“I’m passionate about higher education especially,” he said, speaking about why he wants to be president of the university. “UND is a very strong university; I see tremendous potential and opportunity here. I think (UND) is well-positioned for future success so that’s an exciting opportunity.”

After five years, Staben and Idaho’s Board of Education last year decided to mutually part ways. Staben finished his time as president of the University of Idaho in June. Staben said there were many factors that led to that decision.

“When I was hoping to actually spend more time in Idaho, as president, we had a little bit of a misunderstanding on the contract with respect to a long-term renewal and they actually encouraged me to seek other opportunities at the University of New Mexico,” he said. “I did not get that position and I think that really harmed my relationship with the board. A number of other decisions led to some additional friction and we basically made the mutual decision not to renew (the contract.)”
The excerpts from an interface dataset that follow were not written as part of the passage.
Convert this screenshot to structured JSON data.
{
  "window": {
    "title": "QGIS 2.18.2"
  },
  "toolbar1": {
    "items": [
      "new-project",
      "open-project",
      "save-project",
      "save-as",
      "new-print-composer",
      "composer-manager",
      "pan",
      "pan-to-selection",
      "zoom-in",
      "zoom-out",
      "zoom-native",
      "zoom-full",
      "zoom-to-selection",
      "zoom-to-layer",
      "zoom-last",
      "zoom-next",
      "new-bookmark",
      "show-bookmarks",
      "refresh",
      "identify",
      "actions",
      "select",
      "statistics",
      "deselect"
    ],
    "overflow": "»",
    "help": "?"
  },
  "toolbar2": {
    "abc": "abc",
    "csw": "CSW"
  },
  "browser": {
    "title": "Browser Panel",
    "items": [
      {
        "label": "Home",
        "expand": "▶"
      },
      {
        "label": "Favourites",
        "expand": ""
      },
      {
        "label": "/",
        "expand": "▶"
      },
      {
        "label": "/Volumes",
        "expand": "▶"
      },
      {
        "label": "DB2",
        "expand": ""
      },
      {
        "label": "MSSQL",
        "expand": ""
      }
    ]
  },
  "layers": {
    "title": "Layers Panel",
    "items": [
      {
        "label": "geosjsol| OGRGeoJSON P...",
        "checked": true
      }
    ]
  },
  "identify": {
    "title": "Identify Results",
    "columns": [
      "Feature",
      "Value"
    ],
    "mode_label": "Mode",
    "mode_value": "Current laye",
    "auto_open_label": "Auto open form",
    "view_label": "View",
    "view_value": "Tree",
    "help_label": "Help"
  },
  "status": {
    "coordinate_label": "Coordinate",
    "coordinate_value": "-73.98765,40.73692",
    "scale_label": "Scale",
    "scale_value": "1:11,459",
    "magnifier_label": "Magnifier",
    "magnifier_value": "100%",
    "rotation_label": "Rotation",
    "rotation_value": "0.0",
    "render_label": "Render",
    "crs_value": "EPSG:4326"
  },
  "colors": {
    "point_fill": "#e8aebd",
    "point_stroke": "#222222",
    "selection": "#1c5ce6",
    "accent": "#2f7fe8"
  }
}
The Herald reached out to Idaho's Board of Education late Wednesday afternoon for additional comment on the matter. Messages were not returned prior to this edition being published.

Staben will meet with staff, students and community members on Thursday. The third candidate for president, David Rosowsky, will also be on campus Thursday. Their Thursday schedules are listed below.


  • Staff forum: 9 to 10:15 a.m. Thursday, Nov. 14, Room 7, Education Building

  • Student forum: noon – 1:15 p.m. Thursday, Nov. 14, 114 Witmer Hall

  • Campus and community forum: 2:30 – 3:30 p.m. Thursday, Nov. 14, Discovery Room, EERC. A meet-and-greet social will follow.


  • Faculty forum: 10:30 to 11:45 a.m. Thursday, Nov. 14, Gorecki Alumni Center